Forbes: How Small Nonprofits Can Compete With The Nonprofit Giants

Over the past 10 years, some nonprofits have entered the scene and gone from being startups to having major impacts on the global challenges they are addressing in a short amount of time. They did not achieve this success by following the old playbook. Organizations like Charity Water, WE and Red Nose, as well as my own, threw out the rules and created new models that allowed them to scale up quickly, engage new audiences and do a tremendous amount of good. What were their secrets? What can your small nonprofit learn that will allow you to grow and become successful?

My nonprofit, Vitamin Angels, started off 26 years ago with no capital, no credentials and no celebrity to help us get the word out. In many ways, there was no reason we should have survived, but we did. During these intervening years, we competed against much larger, behemoth nonprofits, and still came out on top. Here are some of the lessons I have learned.

1. No name recognition is OK.

Don’t let the fact that you are unknown deter you. My nonprofit once competed against two of the biggest nonprofits in the world with billions of dollars in assets and major name recognition. My nonprofit was unknown, but we used this to our advantage. Our name wasn’t on every checkout counter and would not be lost — we were unique. Use what makes your organization unique as a strength, even if you aren’t a big name.

2. Be responsive.

Most large nonprofits move slowly. They have committees and many layers of approval to get through before starting partnerships. Small nonprofits can turn on a dime. When my nonprofit was competing for a contract, there were times when we’d get a 30-page list of questions on Friday, and we’d work all weekend so we would have a response by Monday morning. While you don’t necessarily need to do that, it’s crucial that your small nonprofit is agile and responsive in order to grow. 

3. Customize. 

Big nonprofits often have a menu for how you can donate. You give a certain amount, and you get one benefit from column A and one from column B. Don’t be a one-size-fits-all organization. As a small nonprofit you can tailor your offering for the specific company you are going after.

4. Start small.

Many nonprofit giants have a high bar as a point of entry — you have to donate $50,000 to even begin a partnership. One of our biggest partners today (in the high six-figure range) started out with a $5,000 donation.

5. Find a working board.

Find a board that is willing to work for you. They don’t have to be the biggest names like the big nonprofits have. People who have connections with potential partners can do you a world of good.

6. Think big.

Don’t be afraid to take on a major goal that is yours and yours alone. Our first major goal was to eliminate global childhood blindness caused by vitamin A deficiency. No one else had ever said that, and it got people’s attention. You can always backfill capacity later.

7. What you don’t know can be your greatest ally. 

Early on we did many things that were “impossible.” We didn’t know that it was unrealistic to go after a partnership with a billion-dollar company given our size. But we came up with a compelling program and that company became our first large corporate sponsor. 

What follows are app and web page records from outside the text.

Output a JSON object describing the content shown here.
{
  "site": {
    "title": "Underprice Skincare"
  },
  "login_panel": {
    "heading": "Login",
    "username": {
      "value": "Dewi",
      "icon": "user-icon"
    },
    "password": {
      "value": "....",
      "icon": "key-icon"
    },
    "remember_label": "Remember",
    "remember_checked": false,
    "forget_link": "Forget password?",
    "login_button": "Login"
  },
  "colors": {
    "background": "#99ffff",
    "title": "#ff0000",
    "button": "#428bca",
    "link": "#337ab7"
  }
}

8. Leverage passion.

Passion goes a long way. A small organization with a leader who is really on fire can display passion in a way that the large organizations cannot. With the nonprofit giants, it is likely that a partner will be pitched by a development person. It is very unlikely the president or CEO will ever be there for an initial meeting; they’re just too busy. Let your potential partners see who you are. Your people can be your greatest resource to show potential partners that you are all in. Passion is infectious and very attractive to companies you want to work with.

9. Zero in.

Don’t try to be all things to all people. Large organizations can build homes and feed people and educate children and offer medical care. As a small nonprofit, you need to find one thing you’re good at and focus on that. For my organization, it was evidence-based nutrition interventions. For Charity Water, it was digging wells. For Toms, it was shoes. For WE, it was rallying young people. With a specific focus, you can become the expert.

10. Focus on resonance.

Find your base of support. Who will resonate the most with your message and your focus? Giant organizations are always looking for the big funders. You can find your niche and be successful there. Once you have a base, you can begin to build. For my organization, it was the natural products industry, vitamin manufacturers and companies selling nutritional supplements. They already believed in what we were doing, and by partnering with us, they could also show their customers they were doing good.

Bottom Line

Don’t worry about being first. Just be better. My organization was not the only organization distributing vitamins when we started, but we did customize our message for a specific audience. Charity Water was not the first organization to dig wells, but it was the first to craft compelling marketing pitches. WE didn’t invent working with youth, but it created outrageous stadium events to draw in young people in a way no one else had ever attempted.

The list goes on, but the message remains: You can compete against the large organizations. You just have to stop looking at what you don’t have (i.e., money, name recognition, celebrities, etc.) and focus on your greatest asset: a unique brand with tons of passion and a creative drive to succeed.

To view the original article, visit: